<PackageReference Include="Umbraco.AuthorizedServices" Version="0.1.0" />
It's compatible with Umbraco CMS 10+.
You then need to provide configuration for the provider you want to integrate with. This will look something like the example below, which is a configuration we've been testing for working with the HubSpot contacts API. As you see, we need to configure not only things like the client ID and secret but also various hosts, paths, and options that define how the HubSpot authorization flow works as compared to other service providers.
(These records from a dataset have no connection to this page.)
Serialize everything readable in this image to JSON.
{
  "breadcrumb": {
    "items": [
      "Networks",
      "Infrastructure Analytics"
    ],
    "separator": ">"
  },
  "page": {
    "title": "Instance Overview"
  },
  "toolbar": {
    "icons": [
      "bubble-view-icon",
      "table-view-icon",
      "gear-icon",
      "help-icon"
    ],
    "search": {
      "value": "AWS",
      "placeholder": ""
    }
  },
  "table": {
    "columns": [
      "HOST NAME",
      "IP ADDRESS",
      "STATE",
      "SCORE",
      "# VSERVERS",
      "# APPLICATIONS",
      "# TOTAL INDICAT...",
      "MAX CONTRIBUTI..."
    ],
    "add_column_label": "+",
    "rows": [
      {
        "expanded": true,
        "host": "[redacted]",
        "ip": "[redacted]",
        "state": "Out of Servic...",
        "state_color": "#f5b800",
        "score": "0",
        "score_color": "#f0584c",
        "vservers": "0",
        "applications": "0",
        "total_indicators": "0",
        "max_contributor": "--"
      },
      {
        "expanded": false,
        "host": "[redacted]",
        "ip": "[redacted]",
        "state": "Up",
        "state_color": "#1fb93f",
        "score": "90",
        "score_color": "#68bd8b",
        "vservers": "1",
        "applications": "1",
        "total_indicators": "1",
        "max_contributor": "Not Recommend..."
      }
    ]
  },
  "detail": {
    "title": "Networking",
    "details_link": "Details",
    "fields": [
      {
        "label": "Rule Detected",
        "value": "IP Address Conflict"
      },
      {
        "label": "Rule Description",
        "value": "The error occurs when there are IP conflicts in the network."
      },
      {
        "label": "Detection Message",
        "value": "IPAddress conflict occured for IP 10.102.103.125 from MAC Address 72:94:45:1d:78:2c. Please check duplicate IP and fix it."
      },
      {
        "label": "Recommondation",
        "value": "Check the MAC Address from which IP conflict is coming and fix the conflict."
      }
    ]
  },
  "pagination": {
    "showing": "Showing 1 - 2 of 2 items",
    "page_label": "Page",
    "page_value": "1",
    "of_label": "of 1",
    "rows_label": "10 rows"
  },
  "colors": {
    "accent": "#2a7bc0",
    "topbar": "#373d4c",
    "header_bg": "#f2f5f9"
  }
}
You also provide the permissions you need (in the form of scopes) and a sample GET request that can be used to verify the service is correctly set up.
"Scopes": "crm.objects.contacts.read crm.objects.contacts.write",
Via the backoffice, you'll find a new tree in the Settings section where the authorized services you have configured are shown.
Clicking on the service takes you to a screen where you can view the configuration, and trigger the authentication and authorization flow.
You'll be redirected to the provider to login, agree to the required permissions and the flow will complete, returning you to the backoffice and storing in a custom database table an access token for the API.
And with that, you can start using the API, by injecting a service defined by IAuthorizedServiceCaller and using the methods available. You can make requests using different HTTP verbs, and provide a path and typed parameters defining the request and response models.
Extension methods, analogous to those available on HttpClient, are also available to make the request syntax even less verbose.
In this example, we are retrieving a contact record from the HubSpot API, with the retrieval, refresh, and provision of the access token, along with serialization and deserialization, handled for you:
Overall the aim is to provide as simple as possible an API for interacting with the service, taking care of the plumbing code required for authentication and authorization, and leaving you to focus on using the service's API to implement the specific business logic you need.
Full documentation for the package is available at the Umbraco documentation website.
We worked iteratively on the development of the package, implementing it for one provider and then, when attempting a second, seeing what differences required additional configuration, and providing those. I'm pleased to say that it seems to work out quite well - we've established it now with more than 25 different SaaS services so can be reasonably confident it can generalize to others.
As the eagle-eyed readers may have spotted though, the currently released version is 0.1.0, with the "0" for the major version indicating that the status of the package is to an extent experimental. This purely reflects that it's new work, we expect to receive feedback from any early adopters using it in their projects and perhaps will require minor breaking changes in future developments.
The package is released as an open-source offering and is not covered by official Umbraco support arrangements, being directly maintained by the DXP development team. That said, we are keen to have feedback, hear of any issues, and will do our best to support anyone looking for advice in using the package.
How to get involved
The package is open-source on GitHub too where we've tried to document further not just how it's used, but also how it works, so if you want to dive into the innards you can too.
We'd be particularly keen to hear from anyone that used the package with services we haven't yet tried with. Assuming you can do so successfully, we'd really appreciate a PR to the Umbraco documentation repository that updates the page listing the configurations needed for the various services we've verified the package with.
You may find that you run into one of the subtle differences between the authorization flows that the package doesn't currently support. If that's the case, an issue, or even a PR with a suggested additional configuration or extension to support the service, will be happily received.
The hope is that via a joint HQ and community effort we can establish the approach as a real time-saver for developers looking to create integrations into Umbraco-based web applications, for a wide range of third-party services.